Exercise objective: Drop every picture, then repeat the records exactly.

Information:
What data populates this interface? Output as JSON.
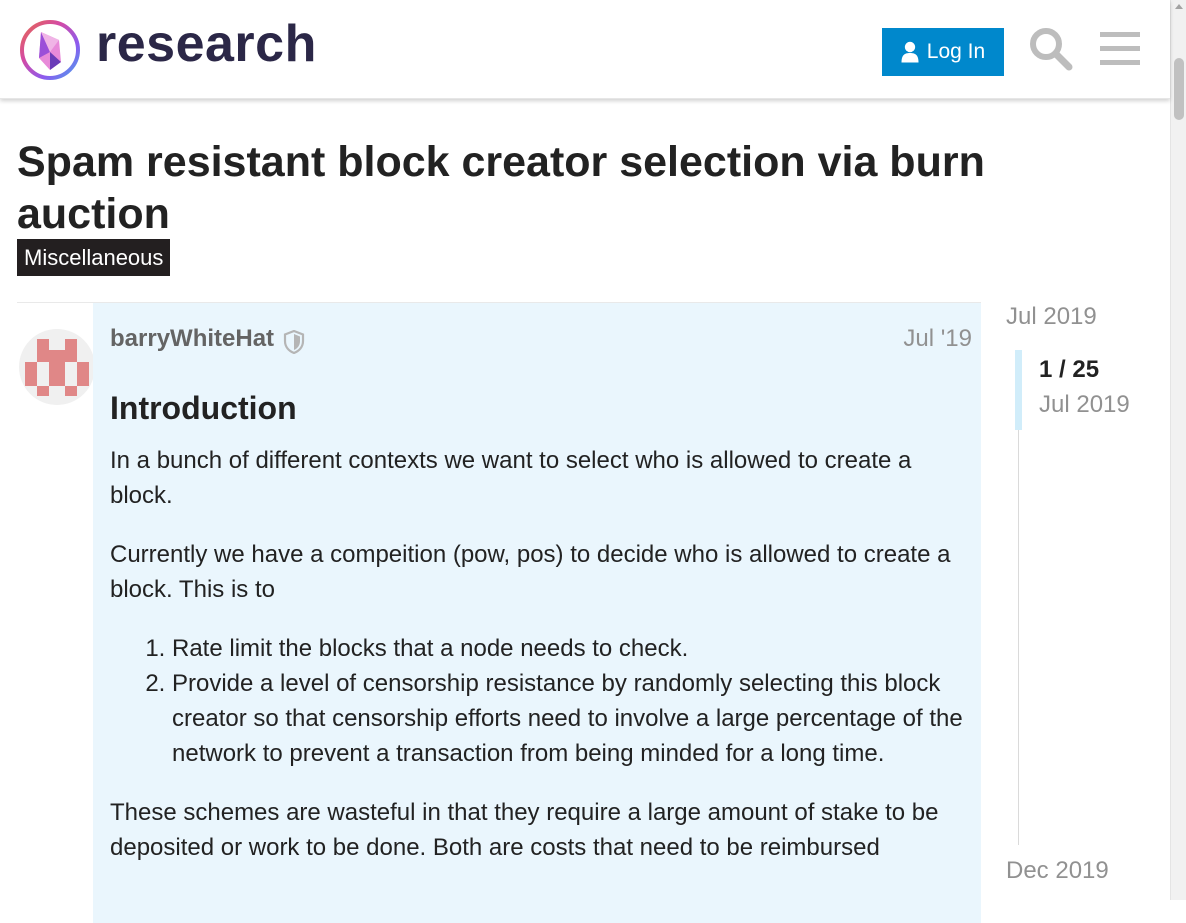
{
  "header": {
    "site_name": "research",
    "login_label": "Log In",
    "icons": {
      "logo": "ethereum-logo",
      "user": "user-icon",
      "search": "search-icon",
      "menu": "hamburger-menu-icon"
    },
    "accent_color": "#0088cc"
  },
  "topic": {
    "title": "Spam resistant block creator selection via burn auction",
    "category": "Miscellaneous",
    "category_color": "#231f20"
  },
  "post": {
    "username": "barryWhiteHat",
    "date": "Jul '19",
    "heading": "Introduction",
    "paragraphs": [
      "In a bunch of different contexts we want to select who is allowed to create a block.",
      "Currently we have a compeition (pow, pos) to decide who is allowed to create a block. This is to",
      "These schemes are wasteful in that they require a large amount of stake to be deposited or work to be done. Both are costs that need to be reimbursed"
    ],
    "list_items": [
      "Rate limit the blocks that a node needs to check.",
      "Provide a level of censorship resistance by randomly selecting this block creator so that censorship efforts need to involve a large percentage of the network to prevent a transaction from being minded for a long time."
    ],
    "background_color": "#eaf6fd"
  },
  "timeline": {
    "start_date": "Jul 2019",
    "position": "1 / 25",
    "current_date": "Jul 2019",
    "end_date": "Dec 2019"
  }
}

Result below:
What data populates this interface? Output as JSON.
{
  "header": {
    "site_name": "research",
    "login_label": "Log In",
    "icons": {
      "logo": "ethereum-logo",
      "user": "user-icon",
      "search": "search-icon",
      "menu": "hamburger-menu-icon"
    },
    "accent_color": "#0088cc"
  },
  "topic": {
    "title": "Spam resistant block creator selection via burn auction",
    "category": "Miscellaneous",
    "category_color": "#231f20"
  },
  "post": {
    "username": "barryWhiteHat",
    "date": "Jul '19",
    "heading": "Introduction",
    "paragraphs": [
      "In a bunch of different contexts we want to select who is allowed to create a block.",
      "Currently we have a compeition (pow, pos) to decide who is allowed to create a block. This is to",
      "These schemes are wasteful in that they require a large amount of stake to be deposited or work to be done. Both are costs that need to be reimbursed"
    ],
    "list_items": [
      "Rate limit the blocks that a node needs to check.",
      "Provide a level of censorship resistance by randomly selecting this block creator so that censorship efforts need to involve a large percentage of the network to prevent a transaction from being minded for a long time."
    ],
    "background_color": "#eaf6fd"
  },
  "timeline": {
    "start_date": "Jul 2019",
    "position": "1 / 25",
    "current_date": "Jul 2019",
    "end_date": "Dec 2019"
  }
}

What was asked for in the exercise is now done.